◆ **EXTRACTED DATA**
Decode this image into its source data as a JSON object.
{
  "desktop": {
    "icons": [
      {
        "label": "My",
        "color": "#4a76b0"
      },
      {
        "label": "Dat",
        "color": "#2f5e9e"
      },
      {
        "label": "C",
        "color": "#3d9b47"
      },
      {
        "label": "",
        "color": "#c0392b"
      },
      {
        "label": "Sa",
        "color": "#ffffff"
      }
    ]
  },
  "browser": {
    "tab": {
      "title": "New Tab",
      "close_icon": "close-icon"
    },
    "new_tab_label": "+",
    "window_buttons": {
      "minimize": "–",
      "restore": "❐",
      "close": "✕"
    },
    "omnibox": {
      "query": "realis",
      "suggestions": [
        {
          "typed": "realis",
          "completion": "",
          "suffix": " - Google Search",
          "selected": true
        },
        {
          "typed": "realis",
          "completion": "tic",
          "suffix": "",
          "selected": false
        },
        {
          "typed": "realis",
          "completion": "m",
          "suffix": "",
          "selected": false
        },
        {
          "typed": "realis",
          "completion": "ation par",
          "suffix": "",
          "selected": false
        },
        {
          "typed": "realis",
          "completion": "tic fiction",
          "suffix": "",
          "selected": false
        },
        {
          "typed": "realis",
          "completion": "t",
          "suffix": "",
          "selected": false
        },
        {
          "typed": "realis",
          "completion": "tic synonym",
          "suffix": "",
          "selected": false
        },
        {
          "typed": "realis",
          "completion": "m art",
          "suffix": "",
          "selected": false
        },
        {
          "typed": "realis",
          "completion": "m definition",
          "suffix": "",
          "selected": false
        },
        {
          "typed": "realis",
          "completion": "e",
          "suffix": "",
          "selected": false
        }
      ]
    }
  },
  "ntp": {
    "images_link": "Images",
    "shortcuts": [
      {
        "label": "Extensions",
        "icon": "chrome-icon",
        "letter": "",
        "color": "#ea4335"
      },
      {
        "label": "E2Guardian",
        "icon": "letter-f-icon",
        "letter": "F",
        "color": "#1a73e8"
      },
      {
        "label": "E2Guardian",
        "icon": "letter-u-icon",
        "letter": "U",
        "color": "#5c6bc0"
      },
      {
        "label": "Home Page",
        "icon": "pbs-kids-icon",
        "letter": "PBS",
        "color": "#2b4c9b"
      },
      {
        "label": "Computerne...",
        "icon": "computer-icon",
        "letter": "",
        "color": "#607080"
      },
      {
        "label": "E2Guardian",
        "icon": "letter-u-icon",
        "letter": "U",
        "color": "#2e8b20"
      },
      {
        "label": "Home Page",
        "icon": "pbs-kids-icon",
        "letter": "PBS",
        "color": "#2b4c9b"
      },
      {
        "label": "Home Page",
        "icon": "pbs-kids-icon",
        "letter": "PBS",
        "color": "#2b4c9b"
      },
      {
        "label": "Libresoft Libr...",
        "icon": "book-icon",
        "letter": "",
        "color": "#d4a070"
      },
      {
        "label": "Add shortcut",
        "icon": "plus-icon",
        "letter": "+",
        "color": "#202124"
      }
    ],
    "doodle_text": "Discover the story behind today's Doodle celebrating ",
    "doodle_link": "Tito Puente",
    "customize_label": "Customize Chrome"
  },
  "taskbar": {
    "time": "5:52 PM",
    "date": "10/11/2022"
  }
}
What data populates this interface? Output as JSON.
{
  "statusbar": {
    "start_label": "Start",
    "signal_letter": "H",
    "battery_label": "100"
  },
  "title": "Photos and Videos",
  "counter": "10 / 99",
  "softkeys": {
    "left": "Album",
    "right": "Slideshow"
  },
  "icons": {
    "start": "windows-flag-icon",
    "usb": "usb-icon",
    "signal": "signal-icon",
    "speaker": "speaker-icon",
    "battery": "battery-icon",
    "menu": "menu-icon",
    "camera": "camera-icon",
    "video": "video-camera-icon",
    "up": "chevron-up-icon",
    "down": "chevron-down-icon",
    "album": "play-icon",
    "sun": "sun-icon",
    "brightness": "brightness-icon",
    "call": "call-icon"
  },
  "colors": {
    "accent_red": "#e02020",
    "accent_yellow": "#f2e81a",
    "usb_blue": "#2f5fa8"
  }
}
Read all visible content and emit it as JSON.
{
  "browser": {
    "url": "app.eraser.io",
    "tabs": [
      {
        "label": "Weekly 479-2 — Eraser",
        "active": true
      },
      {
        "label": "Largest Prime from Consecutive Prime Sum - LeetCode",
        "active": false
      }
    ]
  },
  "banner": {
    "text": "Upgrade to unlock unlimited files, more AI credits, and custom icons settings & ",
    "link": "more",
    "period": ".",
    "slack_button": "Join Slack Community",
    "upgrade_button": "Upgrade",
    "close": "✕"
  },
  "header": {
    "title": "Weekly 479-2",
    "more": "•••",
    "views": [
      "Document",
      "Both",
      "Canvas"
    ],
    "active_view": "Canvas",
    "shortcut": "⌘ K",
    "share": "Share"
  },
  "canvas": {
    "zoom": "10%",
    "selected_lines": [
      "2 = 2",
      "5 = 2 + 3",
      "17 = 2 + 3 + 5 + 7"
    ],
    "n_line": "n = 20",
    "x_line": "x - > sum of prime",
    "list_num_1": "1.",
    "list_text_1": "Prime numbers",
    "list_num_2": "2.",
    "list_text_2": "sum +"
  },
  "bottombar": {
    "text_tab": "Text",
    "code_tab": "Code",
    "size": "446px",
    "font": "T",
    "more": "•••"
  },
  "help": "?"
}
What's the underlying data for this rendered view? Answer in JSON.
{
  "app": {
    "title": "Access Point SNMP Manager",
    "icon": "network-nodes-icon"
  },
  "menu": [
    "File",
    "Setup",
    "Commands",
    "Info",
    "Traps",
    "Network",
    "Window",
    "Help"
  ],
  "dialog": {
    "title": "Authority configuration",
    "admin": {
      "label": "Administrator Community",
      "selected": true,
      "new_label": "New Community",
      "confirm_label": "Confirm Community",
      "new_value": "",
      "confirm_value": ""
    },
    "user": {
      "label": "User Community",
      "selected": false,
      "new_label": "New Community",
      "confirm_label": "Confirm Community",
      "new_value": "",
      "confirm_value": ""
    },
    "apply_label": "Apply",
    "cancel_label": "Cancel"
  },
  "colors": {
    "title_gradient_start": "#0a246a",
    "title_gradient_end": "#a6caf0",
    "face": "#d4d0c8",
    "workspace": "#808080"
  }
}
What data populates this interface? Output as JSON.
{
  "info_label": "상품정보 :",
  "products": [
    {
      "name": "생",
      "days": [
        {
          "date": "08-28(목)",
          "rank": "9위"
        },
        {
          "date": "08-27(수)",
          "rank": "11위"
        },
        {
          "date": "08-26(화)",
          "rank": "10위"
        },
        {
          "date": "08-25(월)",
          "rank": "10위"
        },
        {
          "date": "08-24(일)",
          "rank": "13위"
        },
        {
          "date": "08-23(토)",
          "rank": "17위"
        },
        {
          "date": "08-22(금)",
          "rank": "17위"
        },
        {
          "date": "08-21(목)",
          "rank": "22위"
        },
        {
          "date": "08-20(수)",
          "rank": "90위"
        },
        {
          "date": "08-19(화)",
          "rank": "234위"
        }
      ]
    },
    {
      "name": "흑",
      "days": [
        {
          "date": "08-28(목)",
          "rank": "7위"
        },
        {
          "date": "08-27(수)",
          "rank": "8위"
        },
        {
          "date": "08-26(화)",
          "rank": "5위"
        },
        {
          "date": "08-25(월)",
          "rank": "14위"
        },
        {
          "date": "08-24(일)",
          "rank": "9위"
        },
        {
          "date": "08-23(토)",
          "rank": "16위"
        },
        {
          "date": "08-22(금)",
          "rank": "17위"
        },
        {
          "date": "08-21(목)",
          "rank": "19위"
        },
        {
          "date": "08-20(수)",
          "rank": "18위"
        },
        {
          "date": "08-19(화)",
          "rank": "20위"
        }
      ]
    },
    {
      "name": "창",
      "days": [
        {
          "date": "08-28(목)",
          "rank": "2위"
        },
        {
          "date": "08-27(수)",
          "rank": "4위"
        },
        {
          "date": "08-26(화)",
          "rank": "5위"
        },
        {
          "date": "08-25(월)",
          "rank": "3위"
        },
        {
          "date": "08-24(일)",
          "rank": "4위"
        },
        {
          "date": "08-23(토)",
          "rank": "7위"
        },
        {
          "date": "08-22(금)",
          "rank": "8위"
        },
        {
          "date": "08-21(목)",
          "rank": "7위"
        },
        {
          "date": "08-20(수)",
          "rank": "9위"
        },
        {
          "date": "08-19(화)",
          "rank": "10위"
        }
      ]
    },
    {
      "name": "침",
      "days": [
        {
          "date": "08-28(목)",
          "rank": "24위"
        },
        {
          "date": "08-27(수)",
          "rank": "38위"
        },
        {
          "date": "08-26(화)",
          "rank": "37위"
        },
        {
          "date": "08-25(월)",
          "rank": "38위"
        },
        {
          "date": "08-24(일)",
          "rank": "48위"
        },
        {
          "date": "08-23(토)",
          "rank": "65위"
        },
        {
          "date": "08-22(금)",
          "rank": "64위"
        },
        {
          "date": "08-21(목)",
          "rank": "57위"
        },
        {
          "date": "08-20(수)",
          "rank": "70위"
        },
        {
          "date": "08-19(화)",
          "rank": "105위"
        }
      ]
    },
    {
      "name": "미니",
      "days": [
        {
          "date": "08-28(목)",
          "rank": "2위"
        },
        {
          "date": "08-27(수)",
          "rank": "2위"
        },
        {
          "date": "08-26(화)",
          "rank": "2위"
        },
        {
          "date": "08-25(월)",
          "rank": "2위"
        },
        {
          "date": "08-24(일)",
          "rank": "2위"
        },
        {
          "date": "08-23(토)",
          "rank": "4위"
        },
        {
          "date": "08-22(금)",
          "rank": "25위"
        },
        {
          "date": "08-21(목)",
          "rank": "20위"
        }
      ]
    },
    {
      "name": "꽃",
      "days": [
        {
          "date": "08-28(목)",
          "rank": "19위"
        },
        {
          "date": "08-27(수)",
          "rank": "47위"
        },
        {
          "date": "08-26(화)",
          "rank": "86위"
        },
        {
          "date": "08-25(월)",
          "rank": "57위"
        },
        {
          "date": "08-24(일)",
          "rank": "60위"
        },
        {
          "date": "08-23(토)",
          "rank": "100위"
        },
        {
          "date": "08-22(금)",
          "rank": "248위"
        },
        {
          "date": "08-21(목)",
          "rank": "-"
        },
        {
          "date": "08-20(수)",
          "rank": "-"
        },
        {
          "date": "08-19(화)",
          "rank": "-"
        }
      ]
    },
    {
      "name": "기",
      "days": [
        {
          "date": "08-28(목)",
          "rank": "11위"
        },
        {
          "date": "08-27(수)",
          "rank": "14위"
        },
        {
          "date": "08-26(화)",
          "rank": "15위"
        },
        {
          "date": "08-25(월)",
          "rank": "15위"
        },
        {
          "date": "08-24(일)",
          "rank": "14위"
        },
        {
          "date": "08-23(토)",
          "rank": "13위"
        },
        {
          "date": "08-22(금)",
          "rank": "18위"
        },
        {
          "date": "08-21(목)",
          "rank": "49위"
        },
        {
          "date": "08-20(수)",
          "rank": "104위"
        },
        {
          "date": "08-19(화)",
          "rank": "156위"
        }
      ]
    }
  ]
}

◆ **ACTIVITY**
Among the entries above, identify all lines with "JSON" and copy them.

◆ **RESULT OF THE EXERCISE**
Decode this image into its source data as a JSON object.
What data populates this interface? Output as JSON.
Read all visible content and emit it as JSON.
What's the underlying data for this rendered view? Answer in JSON.
What data populates this interface? Output as JSON.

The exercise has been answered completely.